**bug on band**

An infinitely stretchable rubber band has one end nailed to a wall, while the other end is pulled away from the wall at the rate of 1 m/s; initially the band is 1 meter long. A bug on the rubber band, initially near the wall end, is crawling toward the other end at the rate of 0.001 cm/s. Will the bug ever reach the other end?

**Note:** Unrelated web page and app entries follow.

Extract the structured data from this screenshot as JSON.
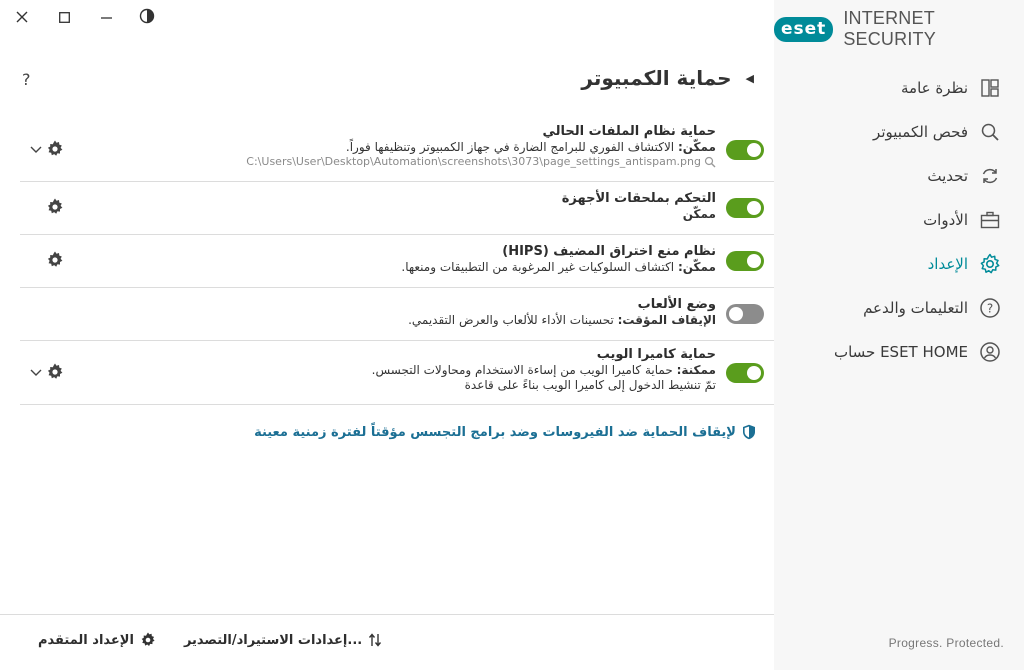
{
  "window": {
    "controls": [
      "close",
      "maximize",
      "minimize",
      "theme"
    ]
  },
  "brand": {
    "logo_text": "eset",
    "product": "INTERNET SECURITY"
  },
  "sidebar": {
    "items": [
      {
        "label": "نظرة عامة",
        "icon": "dashboard-icon"
      },
      {
        "label": "فحص الكمبيوتر",
        "icon": "search-icon"
      },
      {
        "label": "تحديث",
        "icon": "refresh-icon"
      },
      {
        "label": "الأدوات",
        "icon": "briefcase-icon"
      },
      {
        "label": "الإعداد",
        "icon": "gear-icon",
        "active": true
      },
      {
        "label": "التعليمات والدعم",
        "icon": "help-circle-icon"
      },
      {
        "label": "حساب ESET HOME",
        "icon": "user-circle-icon"
      }
    ],
    "tagline": "Progress. Protected."
  },
  "main": {
    "help": "?",
    "title": "حماية الكمبيوتر",
    "rows": [
      {
        "name": "حماية نظام الملفات الحالي",
        "status": "ممكّن:",
        "desc": " الاكتشاف الفوري للبرامج الضارة في جهاز الكمبيوتر وتنظيفها فوراً.",
        "path": "C:\\Users\\User\\Desktop\\Automation\\screenshots\\3073\\page_settings_antispam.png",
        "enabled": true
      },
      {
        "name": "التحكم بملحقات الأجهزة",
        "status": "ممكّن",
        "desc": "",
        "enabled": true
      },
      {
        "name": "نظام منع اختراق المضيف (HIPS)",
        "status": "ممكّن:",
        "desc": " اكتشاف السلوكيات غير المرغوبة من التطبيقات ومنعها.",
        "enabled": true
      },
      {
        "name": "وضع الألعاب",
        "status": "الإيقاف المؤقت:",
        "desc": " تحسينات الأداء للألعاب والعرض التقديمي.",
        "enabled": false
      },
      {
        "name": "حماية كاميرا الويب",
        "status": "ممكنة:",
        "desc": " حماية كاميرا الويب من إساءة الاستخدام ومحاولات التجسس.",
        "desc2": "تمّ تنشيط الدخول إلى كاميرا الويب بناءً على قاعدة",
        "enabled": true
      }
    ],
    "pause_link": "لإيقاف الحماية ضد الفيروسات وضد برامج التجسس مؤقتاً لفترة زمنية معينة"
  },
  "footer": {
    "advanced": "الإعداد المتقدم",
    "import_export": "إعدادات الاستيراد/التصدير..."
  },
  "colors": {
    "accent": "#008b99",
    "toggle_on": "#5a9d1d",
    "toggle_off": "#8c8c8c",
    "link": "#1b6f94"
  }
}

If so, when?

__Solution by Michael A. Gottlieb__

Assume that the bug's distance from the wall when the band is not stretched is f(t) and the length of the rubber band (when it is stretched) is r(t). Let the distance from the wall to the bug (crawling along the band as it is stretched) be b(t). Then for an infinitesimal period dt, we have

b(t+dt) = b(t)r(t+dt)/r(t) + df(t).

Setting r(t+dt) = r(t) + r'(t)dt and df(t) = f'(t)dt, rearranging,

(b(t+dt)-b(t))/dt = b(t)r'(t)/r(t) + f'(t).

Taking the limit as dt approaches 0,

b'(t) = b(t)r'(t)/r(t) + f'(t).

The solution to this differential equation with boundary condition b(0)=0, is

b(T) = r(T)(Integral t=0->t=T f'(t)/r(t) dt),

If the bug reaches the end of the band at time T, so that b(T)=r(T), then we have

Integral t=0->t=T f'(t)/r(t) dt = 1.

The solution in T of this equation (when one exists) gives the answer for the general case.

Let f(t) = 0.00001t, and r(t) = t+1. Then we have

Integral t=0->t=T 0.00001/(t+1) dt = 1,

or, carrying out the integral,

0.00001 ln(T+1) = 1.

So, T = e^100000 - 1 seconds.